**Exercise objective:** Could you copy every record exactly as it appears?

___ Entries supplied

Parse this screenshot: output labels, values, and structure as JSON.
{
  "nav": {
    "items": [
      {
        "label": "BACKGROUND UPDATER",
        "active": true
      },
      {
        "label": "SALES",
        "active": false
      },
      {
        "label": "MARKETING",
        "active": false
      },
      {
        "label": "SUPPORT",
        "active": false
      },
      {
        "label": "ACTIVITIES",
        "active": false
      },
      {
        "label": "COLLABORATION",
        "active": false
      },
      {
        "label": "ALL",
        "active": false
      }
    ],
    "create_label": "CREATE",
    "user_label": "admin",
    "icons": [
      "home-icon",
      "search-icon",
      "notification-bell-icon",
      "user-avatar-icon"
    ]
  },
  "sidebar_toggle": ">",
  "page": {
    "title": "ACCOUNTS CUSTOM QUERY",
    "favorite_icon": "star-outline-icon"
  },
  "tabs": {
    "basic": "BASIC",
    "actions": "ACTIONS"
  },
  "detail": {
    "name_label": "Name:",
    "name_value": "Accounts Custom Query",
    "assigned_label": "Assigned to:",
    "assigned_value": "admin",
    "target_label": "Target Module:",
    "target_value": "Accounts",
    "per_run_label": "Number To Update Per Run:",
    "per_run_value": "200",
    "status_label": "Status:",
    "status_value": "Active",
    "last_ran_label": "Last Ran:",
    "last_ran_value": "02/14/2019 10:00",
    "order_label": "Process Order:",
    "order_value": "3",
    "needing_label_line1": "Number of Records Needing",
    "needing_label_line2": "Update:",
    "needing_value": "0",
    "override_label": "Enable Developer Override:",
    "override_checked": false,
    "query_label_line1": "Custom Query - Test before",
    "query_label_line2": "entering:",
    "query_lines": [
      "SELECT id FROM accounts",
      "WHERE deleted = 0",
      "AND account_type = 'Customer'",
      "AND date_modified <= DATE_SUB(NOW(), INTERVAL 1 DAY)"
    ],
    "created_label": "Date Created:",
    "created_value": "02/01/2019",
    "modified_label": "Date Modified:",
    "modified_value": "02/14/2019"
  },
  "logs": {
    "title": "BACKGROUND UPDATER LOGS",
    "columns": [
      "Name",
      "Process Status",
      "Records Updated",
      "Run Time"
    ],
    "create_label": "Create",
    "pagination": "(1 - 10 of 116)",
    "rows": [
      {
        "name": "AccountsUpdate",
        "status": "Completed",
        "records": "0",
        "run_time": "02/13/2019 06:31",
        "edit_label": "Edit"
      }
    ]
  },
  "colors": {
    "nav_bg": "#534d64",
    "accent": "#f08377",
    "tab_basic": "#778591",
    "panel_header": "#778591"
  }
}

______

**Expected answer:**
Parse this screenshot: output labels, values, and structure as JSON.
{
  "nav": {
    "items": [
      {
        "label": "BACKGROUND UPDATER",
        "active": true
      },
      {
        "label": "SALES",
        "active": false
      },
      {
        "label": "MARKETING",
        "active": false
      },
      {
        "label": "SUPPORT",
        "active": false
      },
      {
        "label": "ACTIVITIES",
        "active": false
      },
      {
        "label": "COLLABORATION",
        "active": false
      },
      {
        "label": "ALL",
        "active": false
      }
    ],
    "create_label": "CREATE",
    "user_label": "admin",
    "icons": [
      "home-icon",
      "search-icon",
      "notification-bell-icon",
      "user-avatar-icon"
    ]
  },
  "sidebar_toggle": ">",
  "page": {
    "title": "ACCOUNTS CUSTOM QUERY",
    "favorite_icon": "star-outline-icon"
  },
  "tabs": {
    "basic": "BASIC",
    "actions": "ACTIONS"
  },
  "detail": {
    "name_label": "Name:",
    "name_value": "Accounts Custom Query",
    "assigned_label": "Assigned to:",
    "assigned_value": "admin",
    "target_label": "Target Module:",
    "target_value": "Accounts",
    "per_run_label": "Number To Update Per Run:",
    "per_run_value": "200",
    "status_label": "Status:",
    "status_value": "Active",
    "last_ran_label": "Last Ran:",
    "last_ran_value": "02/14/2019 10:00",
    "order_label": "Process Order:",
    "order_value": "3",
    "needing_label_line1": "Number of Records Needing",
    "needing_label_line2": "Update:",
    "needing_value": "0",
    "override_label": "Enable Developer Override:",
    "override_checked": false,
    "query_label_line1": "Custom Query - Test before",
    "query_label_line2": "entering:",
    "query_lines": [
      "SELECT id FROM accounts",
      "WHERE deleted = 0",
      "AND account_type = 'Customer'",
      "AND date_modified <= DATE_SUB(NOW(), INTERVAL 1 DAY)"
    ],
    "created_label": "Date Created:",
    "created_value": "02/01/2019",
    "modified_label": "Date Modified:",
    "modified_value": "02/14/2019"
  },
  "logs": {
    "title": "BACKGROUND UPDATER LOGS",
    "columns": [
      "Name",
      "Process Status",
      "Records Updated",
      "Run Time"
    ],
    "create_label": "Create",
    "pagination": "(1 - 10 of 116)",
    "rows": [
      {
        "name": "AccountsUpdate",
        "status": "Completed",
        "records": "0",
        "run_time": "02/13/2019 06:31",
        "edit_label": "Edit"
      }
    ]
  },
  "colors": {
    "nav_bg": "#534d64",
    "accent": "#f08377",
    "tab_basic": "#778591",
    "panel_header": "#778591"
  }
}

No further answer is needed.